OK, so today I will be learning about Furigana, the practice of applying Hiragana to the side or the top of Kanji. This is a practice I found out about while reading Teach Yourself Read and Write Japanese Scripts. It is a remarkable book. It not only teaches you Kanji, Hiragana and Katakana but tells you why they came about, how the symbols have evolved over the years and even the importance of stroke order and why it is done that way.
Furigana is usually an aid for kids or Japanese learners, but you will see it from time to time in mature reading material as well for Kanji which is hard to pronounce. Japanese people write both horizontally (yokogaki) and vertically (tategaki). When written in Yokogaki style the Furigana is placed on top of the Kanji, whilst when writing in Tategaki style it will be to the right of the Kanji.

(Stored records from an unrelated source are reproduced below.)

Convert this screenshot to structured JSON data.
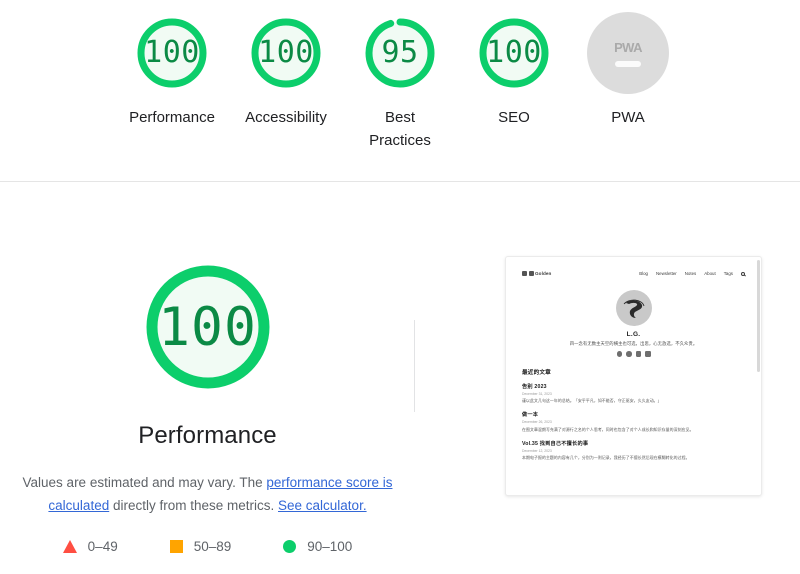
{
  "report": {
    "category_scores": [
      {
        "id": "performance",
        "value": "100",
        "label": "Performance",
        "percent": 100,
        "rating": "pass"
      },
      {
        "id": "accessibility",
        "value": "100",
        "label": "Accessibility",
        "percent": 100,
        "rating": "pass"
      },
      {
        "id": "best-practices",
        "value": "95",
        "label": "Best\nPractices",
        "percent": 95,
        "rating": "pass"
      },
      {
        "id": "seo",
        "value": "100",
        "label": "SEO",
        "percent": 100,
        "rating": "pass"
      },
      {
        "id": "pwa",
        "value": "PWA",
        "label": "PWA",
        "percent": 0,
        "rating": "null"
      }
    ],
    "pwa_badge_text": "PWA"
  },
  "performance_section": {
    "score": "100",
    "percent": 100,
    "title": "Performance",
    "note_prefix": "Values are estimated and may vary. The ",
    "note_link1": "performance score is calculated",
    "note_middle": " directly from these metrics. ",
    "note_link2": "See calculator.",
    "legend": [
      {
        "marker": "triangle-marker",
        "range": "0–49",
        "color": "#ff4e42"
      },
      {
        "marker": "square-marker",
        "range": "50–89",
        "color": "#ffa400"
      },
      {
        "marker": "circle-marker",
        "range": "90–100",
        "color": "#0cce6b"
      }
    ]
  },
  "thumbnail": {
    "site_brand": "Golden",
    "nav": [
      "Blog",
      "Newsletter",
      "Notes",
      "About",
      "Tags"
    ],
    "search_icon": "search-icon",
    "author_name": "L.G.",
    "tagline": "四一念有无数主天空的横主也可选，出思，心无放选，不久众贵。",
    "section_title": "最近的文章",
    "posts": [
      {
        "title": "告别 2023",
        "date": "December 31, 2023",
        "excerpt": "谨以此文几句这一年的总结。「安乎平凡，如不能否，守正驱安，久久友动。」"
      },
      {
        "title": "做一本",
        "date": "December 26, 2023",
        "excerpt": "在图文章混朗写充满了对源行之名的个人思考，同时也包含了对个人成长和知识存量的深刻应见。"
      },
      {
        "title": "Vol.35 找到自己不擅长的事",
        "date": "December 12, 2023",
        "excerpt": "本期电子报的主题的内容有几个，分别为一则记录，我经历了不擅长然后现在模糊转化的过程。"
      }
    ]
  }
}
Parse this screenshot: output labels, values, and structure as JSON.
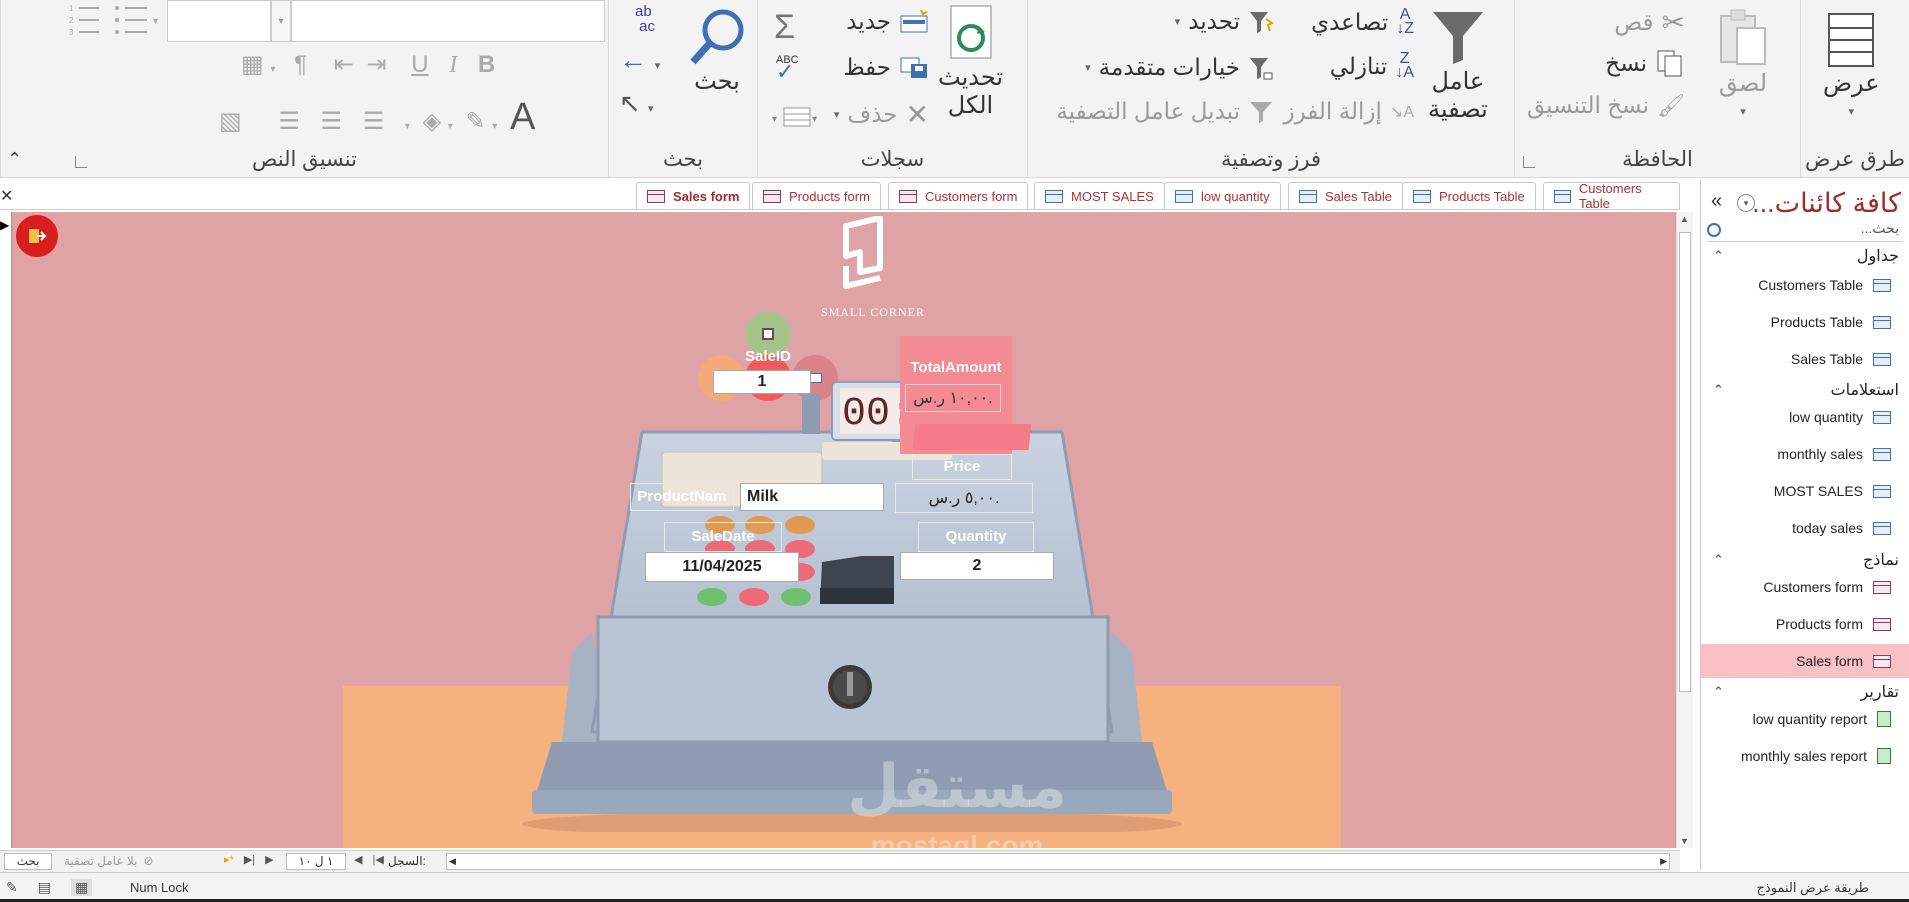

As you can see Furigana can be very useful in trying to remember or pronounce the Kanji. The top character in the Tategaki 漢 (or left in the Yokogaki) has かん (ka and n) to the right of it and the bottom character 字 has the voiced consonant じ Ji (shi without the voiced quotes " ). Making Kan and Ji or Kanji. Many beginners materials will include lots of Furigana and are very helpful. Look out for them next time you pick up a Kanji learning book.
They are also useful to know whether the writer intends the Kanji to have an on reading or a kun reading.